> Work instruction
Check every line of the records below for the string "likes" and copy the ones that have it.

(Stored records)
======
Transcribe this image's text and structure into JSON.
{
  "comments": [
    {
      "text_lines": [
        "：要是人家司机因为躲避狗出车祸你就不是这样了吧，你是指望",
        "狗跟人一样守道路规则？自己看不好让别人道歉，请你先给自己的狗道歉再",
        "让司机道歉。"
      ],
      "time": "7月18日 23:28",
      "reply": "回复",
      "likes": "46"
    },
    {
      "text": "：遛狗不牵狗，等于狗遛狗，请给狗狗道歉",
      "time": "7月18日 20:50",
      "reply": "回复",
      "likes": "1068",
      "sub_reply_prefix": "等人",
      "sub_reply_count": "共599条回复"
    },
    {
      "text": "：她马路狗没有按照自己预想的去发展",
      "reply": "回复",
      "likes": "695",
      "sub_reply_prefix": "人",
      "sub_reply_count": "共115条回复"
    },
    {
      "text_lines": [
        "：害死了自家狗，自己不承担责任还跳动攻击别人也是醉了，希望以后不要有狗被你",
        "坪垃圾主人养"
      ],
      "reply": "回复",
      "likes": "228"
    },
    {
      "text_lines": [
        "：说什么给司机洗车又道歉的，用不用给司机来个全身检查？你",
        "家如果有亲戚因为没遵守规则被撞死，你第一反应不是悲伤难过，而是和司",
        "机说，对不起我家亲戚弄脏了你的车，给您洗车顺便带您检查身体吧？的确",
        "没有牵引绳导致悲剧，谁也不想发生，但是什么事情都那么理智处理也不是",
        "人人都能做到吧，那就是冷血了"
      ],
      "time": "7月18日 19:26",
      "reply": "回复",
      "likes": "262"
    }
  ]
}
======
> Expected answer
      "likes": "46"
      "likes": "1068",
      "likes": "695",
      "likes": "228"
      "likes": "262"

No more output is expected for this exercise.